1
watch (v.)
look attentively;
watch a basketball game
watch (v.)
follow with the eyes or the mind;
The world is watching Sarajevo
Synonyms: observe / follow / watch over / keep an eye on
watch (v.)
see or watch;
Synonyms: view / see / catch / take in
watch (v.)
observe with attention;
They watched as the murderer was executed
Synonyms: look on
watch (v.)
be vigilant, be on the lookout or be careful;
Synonyms: look out / watch out
watch (v.)
observe or determine by looking;
watch (v.)
find out, learn, or determine with certainty, usually by making an inquiry or other effort;
Synonyms: determine / check / find out / see / ascertain / learn
2
watch (n.)
a small portable timepiece;
Synonyms: ticker
watch (n.)
a period of time (4 or 2 hours) during which some of a ship's crew are on duty;
watch (n.)
a purposeful surveillance to guard or observe;
Synonyms: vigil
watch (n.)
the period during which someone (especially a guard) is on duty;
watch (n.)
a person employed to keep watch for some anticipated event;
Synonyms: lookout / lookout man / sentinel / sentry / spotter / scout / picket
watch (n.)

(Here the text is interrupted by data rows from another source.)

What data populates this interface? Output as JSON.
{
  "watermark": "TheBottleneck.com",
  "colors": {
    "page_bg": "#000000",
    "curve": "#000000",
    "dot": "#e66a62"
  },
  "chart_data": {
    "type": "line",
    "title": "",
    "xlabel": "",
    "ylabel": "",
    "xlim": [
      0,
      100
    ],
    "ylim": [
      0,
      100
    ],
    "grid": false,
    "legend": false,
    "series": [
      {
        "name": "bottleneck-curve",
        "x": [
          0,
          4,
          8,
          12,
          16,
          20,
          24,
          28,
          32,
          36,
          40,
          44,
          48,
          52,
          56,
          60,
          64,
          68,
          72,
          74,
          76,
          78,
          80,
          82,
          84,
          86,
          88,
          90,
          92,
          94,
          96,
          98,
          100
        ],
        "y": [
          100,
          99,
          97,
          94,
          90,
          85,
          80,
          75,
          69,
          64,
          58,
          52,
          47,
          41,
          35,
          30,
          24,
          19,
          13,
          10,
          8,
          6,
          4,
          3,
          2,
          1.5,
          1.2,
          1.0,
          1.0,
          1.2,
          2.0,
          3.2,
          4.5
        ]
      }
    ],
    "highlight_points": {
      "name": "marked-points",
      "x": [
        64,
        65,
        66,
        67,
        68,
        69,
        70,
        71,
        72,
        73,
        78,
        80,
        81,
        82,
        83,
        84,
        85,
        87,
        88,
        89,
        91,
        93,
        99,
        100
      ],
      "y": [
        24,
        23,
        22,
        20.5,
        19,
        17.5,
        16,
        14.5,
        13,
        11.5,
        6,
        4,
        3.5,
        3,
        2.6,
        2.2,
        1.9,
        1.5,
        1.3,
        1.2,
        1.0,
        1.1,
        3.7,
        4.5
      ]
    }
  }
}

the rite of staying awake for devotional purposes (especially on the eve of a religious festival);
Synonyms: vigil
From wordnet.princeton.edu